You must also meet a stringent points based assessment which takes into account your qualifications, previous earnings and age, along with a requirement to meet the English language requirements and prove that you can support yourself without access to public funds.
Most jobs in the UK require English fluency, which eliminates language barriers for many American expats. Most Americans will need to secure a job offer in the United Kingdom before applying for a work visa. The UK has work visa programs for high-demand fields like health care.Why is working in the UK better than the US? ›
The job will change to a degree, but it is important to try and be prepared for that. One way in which the UK is better off than the US is in terms of job, salary, and payscale. In the UK you have more job opportunities, higher salaries, and a wider range in earnings.What do you know about UK in short answer? ›
The United Kingdom of Great Britain and Northern Ireland, commonly known as the United Kingdom (UK) or Britain, is a country in Northwestern Europe, off the north-western coast of the continental mainland. It comprises England, Scotland, Wales, and Northern Ireland.Why should we hire you answers? ›
Over the years, I have acquired relevant skills and experience, which I shall bring to your organization. I have also worked tirelessly on my communication abilities and teamwork skills, which I will put to use in my future career, which would be in your organization if I am selected for the position.What is the fastest way to get a job in UK? ›
- Find jobs that fit your qualifications. Don't rely on your existing CV. ...
- Tailor your cover letter and CV. With a tall stack of CVs to go through, hiring managers may scan yours for all of a few seconds. ...
- Ask for help from your network. ...
- Consider a temporary role.
Get a UK work visa
Work for or have a job offer from a UK employer that's been approved by the Home Office (i.e has a sponsorship licence) Have a 'certificate of sponsorship' from your employer with information about the role you've been offered in the UK. Ensure that your job is on the eligible occupations list.
Milton Keynes, Oxford, York, St Albans, and Norwich are the top five cities for job opportunities, with high average salaries, good business density, and strong employment rate growth.
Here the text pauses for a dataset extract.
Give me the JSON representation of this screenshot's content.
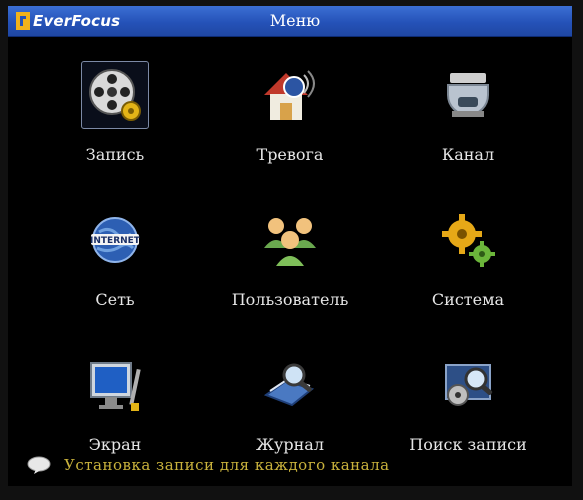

Oxford is the best UK city for employment rate growth, up 16.4% from 2021 to 2022.How do I write a supporting statement UK? ›
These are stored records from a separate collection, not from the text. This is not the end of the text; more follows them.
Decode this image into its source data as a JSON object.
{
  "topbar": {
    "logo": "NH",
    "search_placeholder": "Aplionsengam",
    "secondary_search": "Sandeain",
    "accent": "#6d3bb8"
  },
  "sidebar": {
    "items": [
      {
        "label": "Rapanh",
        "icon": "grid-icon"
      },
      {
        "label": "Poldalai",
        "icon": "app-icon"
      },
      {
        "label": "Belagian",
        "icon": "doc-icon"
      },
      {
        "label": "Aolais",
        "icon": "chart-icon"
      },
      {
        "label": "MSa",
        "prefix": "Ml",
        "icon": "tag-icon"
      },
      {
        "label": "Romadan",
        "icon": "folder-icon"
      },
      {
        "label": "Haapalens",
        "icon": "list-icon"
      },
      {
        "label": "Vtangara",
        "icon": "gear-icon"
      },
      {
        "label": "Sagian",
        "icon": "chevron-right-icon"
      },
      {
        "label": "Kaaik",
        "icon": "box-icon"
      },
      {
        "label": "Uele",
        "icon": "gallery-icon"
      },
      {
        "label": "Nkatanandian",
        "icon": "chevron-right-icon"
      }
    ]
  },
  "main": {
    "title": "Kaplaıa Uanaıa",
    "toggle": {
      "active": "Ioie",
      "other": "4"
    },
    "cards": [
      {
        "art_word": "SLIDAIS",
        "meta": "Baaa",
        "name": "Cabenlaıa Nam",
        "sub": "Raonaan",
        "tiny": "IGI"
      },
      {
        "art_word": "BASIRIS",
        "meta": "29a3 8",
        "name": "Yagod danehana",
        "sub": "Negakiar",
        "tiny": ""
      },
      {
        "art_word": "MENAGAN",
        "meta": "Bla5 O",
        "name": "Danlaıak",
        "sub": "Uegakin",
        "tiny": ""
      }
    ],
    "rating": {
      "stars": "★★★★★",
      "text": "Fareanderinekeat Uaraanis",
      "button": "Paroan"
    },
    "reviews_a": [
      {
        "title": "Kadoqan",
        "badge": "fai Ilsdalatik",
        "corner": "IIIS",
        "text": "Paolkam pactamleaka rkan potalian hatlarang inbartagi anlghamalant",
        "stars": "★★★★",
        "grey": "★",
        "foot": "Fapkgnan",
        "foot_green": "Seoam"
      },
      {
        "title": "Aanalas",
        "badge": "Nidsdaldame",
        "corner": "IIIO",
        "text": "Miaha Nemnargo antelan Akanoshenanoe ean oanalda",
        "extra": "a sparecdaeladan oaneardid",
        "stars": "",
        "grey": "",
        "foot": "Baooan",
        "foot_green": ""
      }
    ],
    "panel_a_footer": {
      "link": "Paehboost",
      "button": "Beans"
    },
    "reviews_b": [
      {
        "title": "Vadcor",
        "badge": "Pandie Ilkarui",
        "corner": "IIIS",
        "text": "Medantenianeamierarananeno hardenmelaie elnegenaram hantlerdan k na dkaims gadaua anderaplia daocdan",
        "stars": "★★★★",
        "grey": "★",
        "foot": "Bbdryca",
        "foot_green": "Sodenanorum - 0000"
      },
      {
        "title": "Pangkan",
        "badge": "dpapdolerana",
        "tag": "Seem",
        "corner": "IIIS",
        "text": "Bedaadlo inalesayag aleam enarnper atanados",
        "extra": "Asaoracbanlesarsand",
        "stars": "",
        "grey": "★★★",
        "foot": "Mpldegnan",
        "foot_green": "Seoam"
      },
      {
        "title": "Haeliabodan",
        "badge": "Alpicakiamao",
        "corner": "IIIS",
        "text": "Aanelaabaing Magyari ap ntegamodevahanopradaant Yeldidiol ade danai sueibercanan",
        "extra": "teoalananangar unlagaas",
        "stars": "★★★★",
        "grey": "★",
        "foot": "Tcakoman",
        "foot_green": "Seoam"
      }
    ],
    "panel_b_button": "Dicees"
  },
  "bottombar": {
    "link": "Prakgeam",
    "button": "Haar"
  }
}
- Write in short paragraphs to avoid a wall of text. Choose a clear font such as Arial, to make sure that your statement is easy to read.
- Lay your answers out in the same order as the criteria. ...
- Remember to save your work as you go along. ...
- There is a word/character limit.
Recruiters will be looking at dozens of applications every single day so keep your supporting statement as short and succinct as possible, ideally no more than one A4 document in length.How do I write a personal statement for a job UK? ›
- Use an active voice.
- Keep sentences brief and paragraphs short.
- Make it unique to the role you're applying for.
- Ensure correct grammar and punctuation is used throughout.
Working in the UK as a foreigner can be difficult, but it has many benefits. The most important thing to do is to research what you need before coming over and make sure you have all of your documents in order. Once you're settled in, enjoy the paid time off and explore everything the United Kingdom has to offer!Is UK better than USA for jobs? ›
Working conditions in both countries can vary depending on the industry and employer. Generally, the UK offers more vacation time and a balanced work-life balance, while the US has a more competitive job market and longer working hours. Lastly, taxes differ between the two countries.Why is it so difficult to find a job UK? ›
There's more competition
If candidates don't have relevant qualifications and experience, they could find it challenging to secure a role. As increasing numbers of people go to university and go on to earn master's degrees, you may find it challenging to enter some workforces with fewer qualifications.
International graduates face an enormous challenge in securing graduate-level employment in the UK. Currently, only 7% of all international graduates succeed.